Some moves look better on paper than others. Seo, who went 8-2 with a 2.59 ERA in New York, is an underrated pickup and might be ready to blossom. Conversely, a two-year, $8.75 million commitment to Tomko seems a bit extravagant, even if the Padres also were pursuing him.

But the overall picture is still positive. The Furcal and Garciaparra acquisitions give the Dodgers some juice with the ticket-buying public, and all of Colletti's contracts are of sufficiently short duration that they won't block the progress of the organization's mother lode of prospects.

The challenge of molding these disparate parts into a team falls to Little, and as a manager that players universally like and respect, he appears well-suited for the job. Colletti spoke to a dozen people from all corners of the baseball world during the hiring process and received glowing reviews. He even heard from a player or two who called unsolicited to give Little endorsements.

The résumé speaks for itself. In 16 years as a minor-league manager, Little learned to deal with homesick kids in Rookie League and disgruntled veterans in Triple-A ball. He worked in a demanding media market in Boston, spent 10 years in a winning environment in the Atlanta system, and embraced the concept of flexibility at every step along the way. The Dodgers expect to promote pitcher Chad Billingsley, catcher Russell Martin, third baseman Andy LaRoche and several other elite prospects in the next year or two, and they wanted a manager who's not married to the veterans.

"Sometimes a manager is reluctant to play a kid," Colletti said. "I needed Grady to be open minded that if a young player is ready, we'll give him an opportunity. Grady assured us that he has no reservations about that. He's completely on board with it."

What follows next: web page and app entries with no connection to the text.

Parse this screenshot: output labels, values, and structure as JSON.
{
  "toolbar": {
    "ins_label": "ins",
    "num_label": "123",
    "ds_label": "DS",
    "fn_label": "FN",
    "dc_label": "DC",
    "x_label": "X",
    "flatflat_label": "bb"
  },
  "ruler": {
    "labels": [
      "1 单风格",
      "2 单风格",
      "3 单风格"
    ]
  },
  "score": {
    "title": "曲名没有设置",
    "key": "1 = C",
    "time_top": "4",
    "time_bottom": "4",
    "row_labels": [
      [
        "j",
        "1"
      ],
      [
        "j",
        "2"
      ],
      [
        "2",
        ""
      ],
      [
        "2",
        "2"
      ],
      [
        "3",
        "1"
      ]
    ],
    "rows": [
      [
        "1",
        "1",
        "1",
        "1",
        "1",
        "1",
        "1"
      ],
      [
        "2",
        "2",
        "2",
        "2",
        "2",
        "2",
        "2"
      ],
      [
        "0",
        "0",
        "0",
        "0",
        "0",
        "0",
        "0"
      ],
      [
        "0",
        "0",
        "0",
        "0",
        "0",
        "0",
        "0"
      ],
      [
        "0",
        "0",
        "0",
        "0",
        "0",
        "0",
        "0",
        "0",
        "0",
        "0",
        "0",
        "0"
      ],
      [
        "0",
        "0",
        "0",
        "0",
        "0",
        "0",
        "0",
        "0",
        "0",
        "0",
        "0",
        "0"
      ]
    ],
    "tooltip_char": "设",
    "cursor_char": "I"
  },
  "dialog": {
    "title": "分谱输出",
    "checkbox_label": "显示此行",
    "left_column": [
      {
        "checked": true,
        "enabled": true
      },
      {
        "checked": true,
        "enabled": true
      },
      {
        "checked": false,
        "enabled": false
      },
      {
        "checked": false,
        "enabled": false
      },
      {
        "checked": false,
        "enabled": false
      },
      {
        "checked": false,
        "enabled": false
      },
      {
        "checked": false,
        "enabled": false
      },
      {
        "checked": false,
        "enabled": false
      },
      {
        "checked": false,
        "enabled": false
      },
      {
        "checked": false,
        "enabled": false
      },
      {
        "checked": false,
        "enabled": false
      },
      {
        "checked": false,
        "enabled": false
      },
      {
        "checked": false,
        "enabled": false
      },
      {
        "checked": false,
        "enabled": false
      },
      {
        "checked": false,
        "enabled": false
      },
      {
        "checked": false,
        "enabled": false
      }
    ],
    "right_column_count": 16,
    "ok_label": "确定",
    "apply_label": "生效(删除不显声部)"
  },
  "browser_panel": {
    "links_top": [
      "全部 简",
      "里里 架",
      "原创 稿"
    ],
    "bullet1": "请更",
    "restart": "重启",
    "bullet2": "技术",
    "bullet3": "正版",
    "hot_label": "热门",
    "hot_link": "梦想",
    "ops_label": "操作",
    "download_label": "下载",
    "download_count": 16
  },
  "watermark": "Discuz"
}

To this day, people in Boston's front office insist the Pedro fiasco alone did not cost Little his job. The modern manager has a variety of tools available -- from computer printouts to video to advance scouting reports -- and the Red Sox felt Little was too prone to trust his gut rather than rely on the data at his disposal. There was some grousing about questionable game strategy and dubious bullpen management as well. "Too reactive, rather than proactive," was the common refrain on Little's performance.

But the beat writers who trooped into Little's office each day at Fenway Park and listened to him explain his lineup combinations and in-game decisions came to regard him as more than competent. And if the Red Sox thought Little was such a disaster, would they have hired a successor, Terry Francona, with such a similar approach to clubhouse management?

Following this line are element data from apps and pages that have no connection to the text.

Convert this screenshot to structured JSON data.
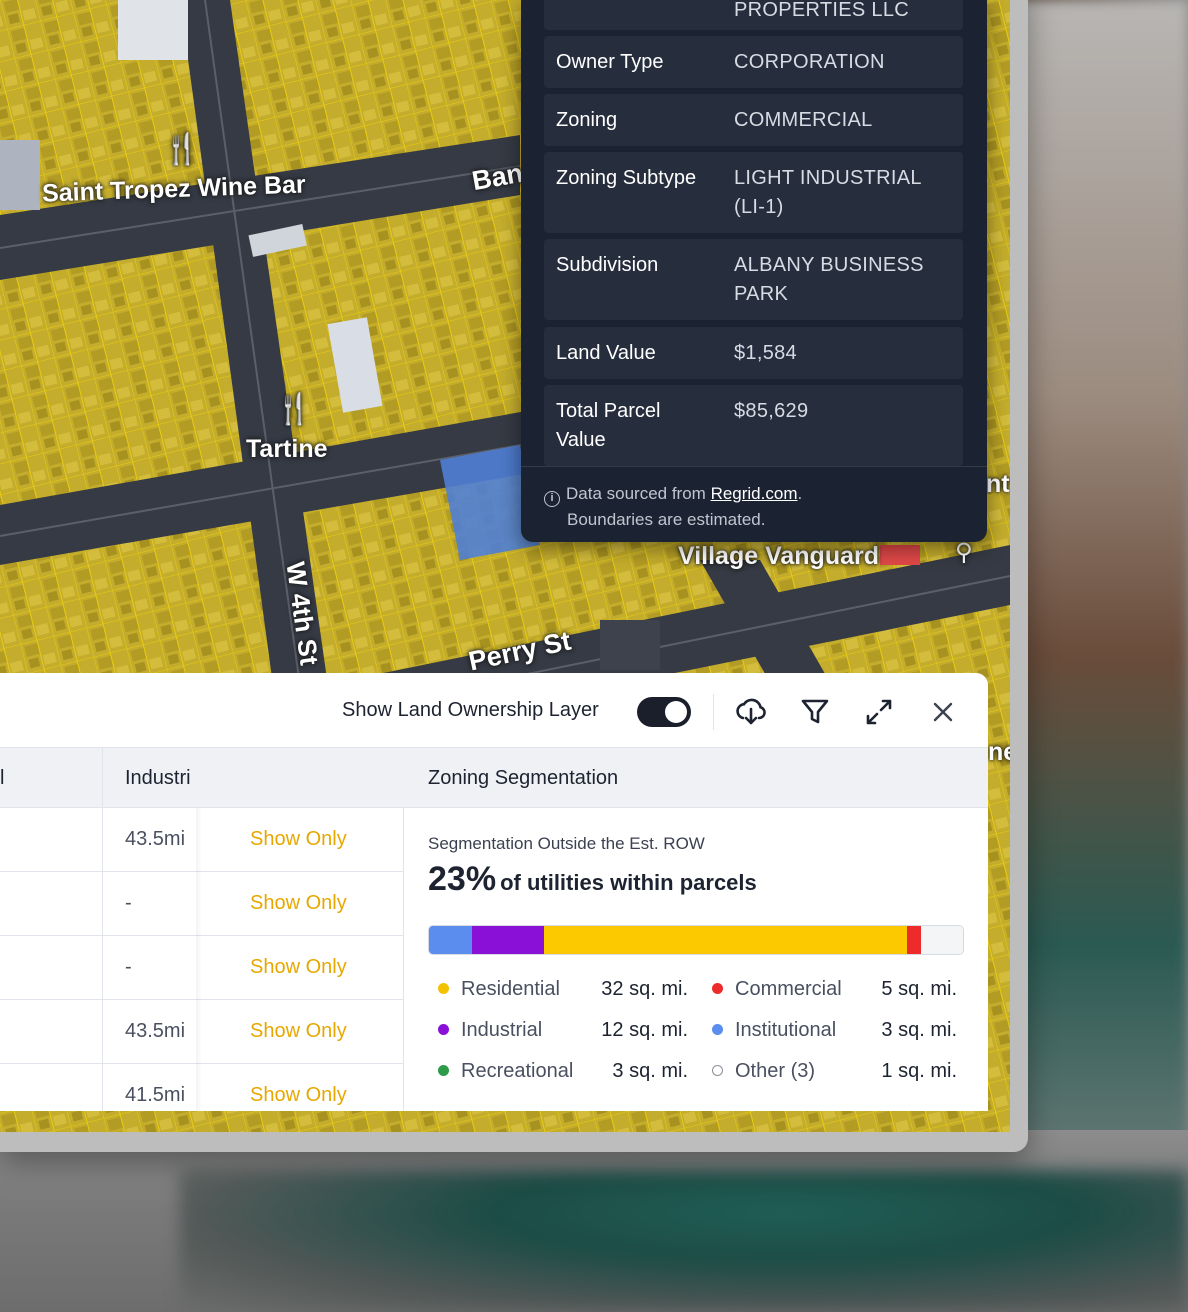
{
  "map": {
    "labels": {
      "wine_bar": "Saint Tropez Wine Bar",
      "bank_partial": "Ban",
      "tartine": "Tartine",
      "w4th": "W 4th St",
      "village_vanguard": "Village Vanguard",
      "perry": "Perry St",
      "edge_nt": "nt",
      "edge_ne": "ne"
    },
    "colors": {
      "parcel": "#c9b12a",
      "parcel_line": "#e6c800",
      "road": "#353a44",
      "selected_parcel": "#4f7fd6"
    }
  },
  "popup": {
    "top_partial_value": "PROPERTIES LLC",
    "rows": [
      {
        "key": "Owner Type",
        "value": "CORPORATION"
      },
      {
        "key": "Zoning",
        "value": "COMMERCIAL"
      },
      {
        "key": "Zoning Subtype",
        "value": "LIGHT INDUSTRIAL (LI-1)"
      },
      {
        "key": "Subdivision",
        "value": "ALBANY BUSINESS PARK"
      },
      {
        "key": "Land Value",
        "value": "$1,584"
      },
      {
        "key": "Total Parcel Value",
        "value": "$85,629"
      }
    ],
    "footer": {
      "prefix": "Data sourced from ",
      "link": "Regrid.com",
      "suffix": ".",
      "line2": "Boundaries are estimated."
    }
  },
  "panel": {
    "toggle_label": "Show Land Ownership Layer",
    "toggle_on": true,
    "table": {
      "col_partial": "l",
      "col_industrial": "Industri",
      "rows": [
        {
          "miles": "43.5mi",
          "action": "Show Only"
        },
        {
          "miles": "-",
          "action": "Show Only"
        },
        {
          "miles": "-",
          "action": "Show Only"
        },
        {
          "miles": "43.5mi",
          "action": "Show Only"
        },
        {
          "miles": "41.5mi",
          "action": "Show Only"
        }
      ]
    },
    "segmentation": {
      "title": "Zoning Segmentation",
      "subtitle": "Segmentation Outside the Est. ROW",
      "percent": "23%",
      "percent_text": "of utilities within parcels",
      "bar": [
        {
          "name": "Institutional",
          "fraction": 0.08,
          "color": "#5b8def"
        },
        {
          "name": "Industrial",
          "fraction": 0.135,
          "color": "#8a10d8"
        },
        {
          "name": "Residential",
          "fraction": 0.68,
          "color": "#fcc800"
        },
        {
          "name": "Commercial",
          "fraction": 0.027,
          "color": "#ee2b2b"
        },
        {
          "name": "Other",
          "fraction": 0.078,
          "color": "#f4f5f7"
        }
      ],
      "legend": [
        {
          "label": "Residential",
          "value": "32 sq. mi.",
          "color": "#f2c200",
          "hollow": false
        },
        {
          "label": "Commercial",
          "value": "5 sq. mi.",
          "color": "#ee2b2b",
          "hollow": false
        },
        {
          "label": "Industrial",
          "value": "12 sq. mi.",
          "color": "#8a10d8",
          "hollow": false
        },
        {
          "label": "Institutional",
          "value": "3 sq. mi.",
          "color": "#5b8def",
          "hollow": false
        },
        {
          "label": "Recreational",
          "value": "3 sq. mi.",
          "color": "#2e9b48",
          "hollow": false
        },
        {
          "label": "Other (3)",
          "value": "1 sq. mi.",
          "color": "#8c909a",
          "hollow": true
        }
      ]
    }
  }
}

"I'll combine the use of any numbers we gather up with my gut instinct," Little said. "But if that's a label that's put on me, I can't see it's going to change tremendously. Whatever we did enabled a ball club in Boston to reach the seventh game of the ACLS. A lot of teams would like to be in that position."

To this day, Little remains a punching bag in Boston -- more vilified than the common pothole. His tenure in Los Angeles will either substantiate the rantings of chat-board Grady bashers or provide comfort to old-school types. For what it's worth, Bobby Cox hasn't done too badly as a "ball guy" with a knack for cultivating a positive clubhouse environment.

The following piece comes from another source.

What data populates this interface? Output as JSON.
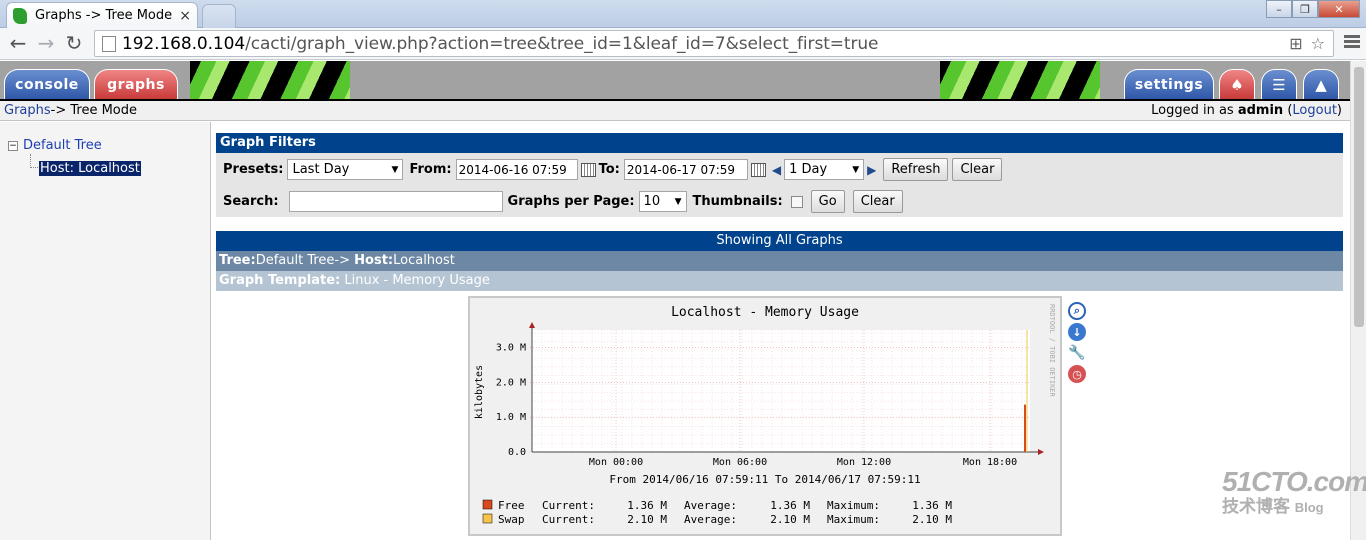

"People think Grady is a good ol' country boy because of that southern drawl, but his mind is a steel-trap mind," said Rich Donnelly, the Dodgers' new third base coach. "He might talk real slow, but he listens fast."

That sound you hear is the Dodgers calling and Grady Little saying, "thank you" for the opportunity. Maybe he never felt a need for redemption. It's here, regardless.

Jerry Crasnick covers baseball for ESPN Insider. His book "License To Deal" has been published by Rodale. Click here to order a copy. Jerry can be reached via e-mail.